PROBLEM TO WORK ON: All of the records below are to be printed exactly; the pictures are to be left out.

Stored dataset items:
╭──
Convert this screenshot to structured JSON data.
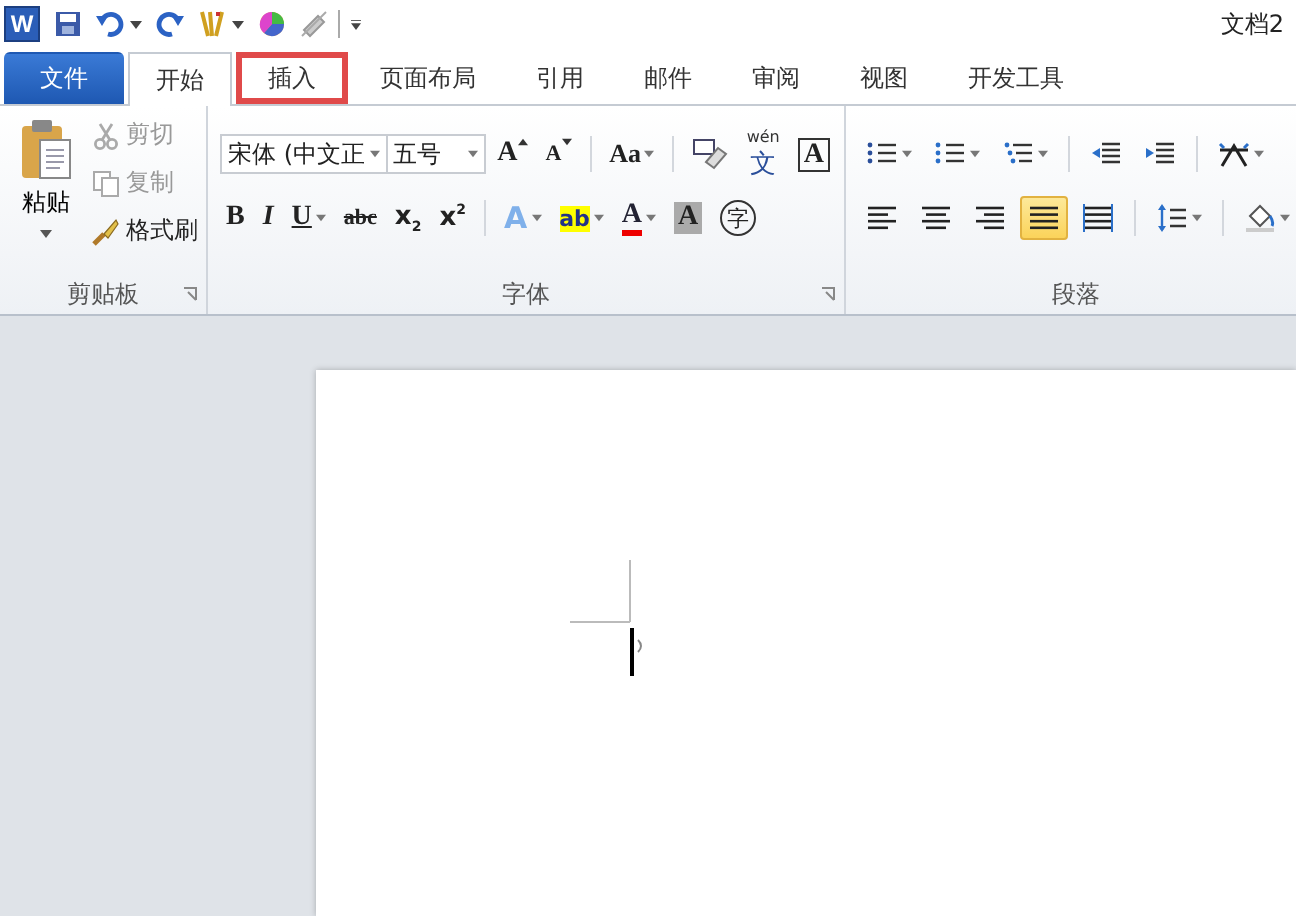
{
  "title_bar": {
    "app_icon_label": "W",
    "document_title": "文档2"
  },
  "tabs": [
    {
      "label": "文件",
      "kind": "file",
      "selected": false,
      "highlighted": false
    },
    {
      "label": "开始",
      "kind": "tab",
      "selected": true,
      "highlighted": false
    },
    {
      "label": "插入",
      "kind": "tab",
      "selected": false,
      "highlighted": true
    },
    {
      "label": "页面布局",
      "kind": "tab",
      "selected": false,
      "highlighted": false
    },
    {
      "label": "引用",
      "kind": "tab",
      "selected": false,
      "highlighted": false
    },
    {
      "label": "邮件",
      "kind": "tab",
      "selected": false,
      "highlighted": false
    },
    {
      "label": "审阅",
      "kind": "tab",
      "selected": false,
      "highlighted": false
    },
    {
      "label": "视图",
      "kind": "tab",
      "selected": false,
      "highlighted": false
    },
    {
      "label": "开发工具",
      "kind": "tab",
      "selected": false,
      "highlighted": false
    }
  ],
  "clipboard": {
    "paste_label": "粘贴",
    "group_label": "剪贴板",
    "items": [
      {
        "label": "剪切",
        "kind": "cut",
        "disabled": true
      },
      {
        "label": "复制",
        "kind": "copy",
        "disabled": true
      },
      {
        "label": "格式刷",
        "kind": "painter",
        "disabled": false
      }
    ]
  },
  "font": {
    "font_name": "宋体 (中文正",
    "font_size": "五号",
    "group_label": "字体",
    "row_1": [
      {
        "label": "A",
        "kind": "grow"
      },
      {
        "label": "A",
        "kind": "shrink"
      },
      {
        "label": "Aa",
        "kind": "case"
      },
      {
        "kind": "clear"
      },
      {
        "label": "文",
        "kind": "phonetic",
        "top": "wén"
      },
      {
        "label": "A",
        "kind": "border"
      }
    ],
    "row_2": [
      {
        "label": "B",
        "kind": "bold"
      },
      {
        "label": "I",
        "kind": "italic"
      },
      {
        "label": "U",
        "kind": "underline"
      },
      {
        "label": "abc",
        "kind": "strike"
      },
      {
        "label": "x",
        "kind": "sub",
        "script": "2"
      },
      {
        "label": "x",
        "kind": "sup",
        "script": "2"
      },
      {
        "label": "A",
        "kind": "effect"
      },
      {
        "label": "ab",
        "kind": "highlight"
      },
      {
        "label": "A",
        "kind": "color"
      },
      {
        "label": "A",
        "kind": "shade"
      },
      {
        "label": "字",
        "kind": "enclose"
      }
    ]
  },
  "paragraph": {
    "group_label": "段落",
    "row_1": [
      {
        "kind": "bullets",
        "selected": false
      },
      {
        "kind": "numbering",
        "selected": false
      },
      {
        "kind": "multilevel",
        "selected": false
      },
      {
        "kind": "outdent",
        "selected": false
      },
      {
        "kind": "indent",
        "selected": false
      },
      {
        "kind": "asian",
        "selected": false
      }
    ],
    "row_2": [
      {
        "kind": "left",
        "selected": false
      },
      {
        "kind": "center",
        "selected": false
      },
      {
        "kind": "right",
        "selected": false
      },
      {
        "kind": "justify",
        "selected": true
      },
      {
        "kind": "distributed",
        "selected": false
      },
      {
        "kind": "spacing",
        "selected": false
      },
      {
        "kind": "fill",
        "selected": false
      }
    ]
  }
}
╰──
FINISHED TASK:
Convert this screenshot to structured JSON data.
{
  "title_bar": {
    "app_icon_label": "W",
    "document_title": "文档2"
  },
  "tabs": [
    {
      "label": "文件",
      "kind": "file",
      "selected": false,
      "highlighted": false
    },
    {
      "label": "开始",
      "kind": "tab",
      "selected": true,
      "highlighted": false
    },
    {
      "label": "插入",
      "kind": "tab",
      "selected": false,
      "highlighted": true
    },
    {
      "label": "页面布局",
      "kind": "tab",
      "selected": false,
      "highlighted": false
    },
    {
      "label": "引用",
      "kind": "tab",
      "selected": false,
      "highlighted": false
    },
    {
      "label": "邮件",
      "kind": "tab",
      "selected": false,
      "highlighted": false
    },
    {
      "label": "审阅",
      "kind": "tab",
      "selected": false,
      "highlighted": false
    },
    {
      "label": "视图",
      "kind": "tab",
      "selected": false,
      "highlighted": false
    },
    {
      "label": "开发工具",
      "kind": "tab",
      "selected": false,
      "highlighted": false
    }
  ],
  "clipboard": {
    "paste_label": "粘贴",
    "group_label": "剪贴板",
    "items": [
      {
        "label": "剪切",
        "kind": "cut",
        "disabled": true
      },
      {
        "label": "复制",
        "kind": "copy",
        "disabled": true
      },
      {
        "label": "格式刷",
        "kind": "painter",
        "disabled": false
      }
    ]
  },
  "font": {
    "font_name": "宋体 (中文正",
    "font_size": "五号",
    "group_label": "字体",
    "row_1": [
      {
        "label": "A",
        "kind": "grow"
      },
      {
        "label": "A",
        "kind": "shrink"
      },
      {
        "label": "Aa",
        "kind": "case"
      },
      {
        "kind": "clear"
      },
      {
        "label": "文",
        "kind": "phonetic",
        "top": "wén"
      },
      {
        "label": "A",
        "kind": "border"
      }
    ],
    "row_2": [
      {
        "label": "B",
        "kind": "bold"
      },
      {
        "label": "I",
        "kind": "italic"
      },
      {
        "label": "U",
        "kind": "underline"
      },
      {
        "label": "abc",
        "kind": "strike"
      },
      {
        "label": "x",
        "kind": "sub",
        "script": "2"
      },
      {
        "label": "x",
        "kind": "sup",
        "script": "2"
      },
      {
        "label": "A",
        "kind": "effect"
      },
      {
        "label": "ab",
        "kind": "highlight"
      },
      {
        "label": "A",
        "kind": "color"
      },
      {
        "label": "A",
        "kind": "shade"
      },
      {
        "label": "字",
        "kind": "enclose"
      }
    ]
  },
  "paragraph": {
    "group_label": "段落",
    "row_1": [
      {
        "kind": "bullets",
        "selected": false
      },
      {
        "kind": "numbering",
        "selected": false
      },
      {
        "kind": "multilevel",
        "selected": false
      },
      {
        "kind": "outdent",
        "selected": false
      },
      {
        "kind": "indent",
        "selected": false
      },
      {
        "kind": "asian",
        "selected": false
      }
    ],
    "row_2": [
      {
        "kind": "left",
        "selected": false
      },
      {
        "kind": "center",
        "selected": false
      },
      {
        "kind": "right",
        "selected": false
      },
      {
        "kind": "justify",
        "selected": true
      },
      {
        "kind": "distributed",
        "selected": false
      },
      {
        "kind": "spacing",
        "selected": false
      },
      {
        "kind": "fill",
        "selected": false
      }
    ]
  }
}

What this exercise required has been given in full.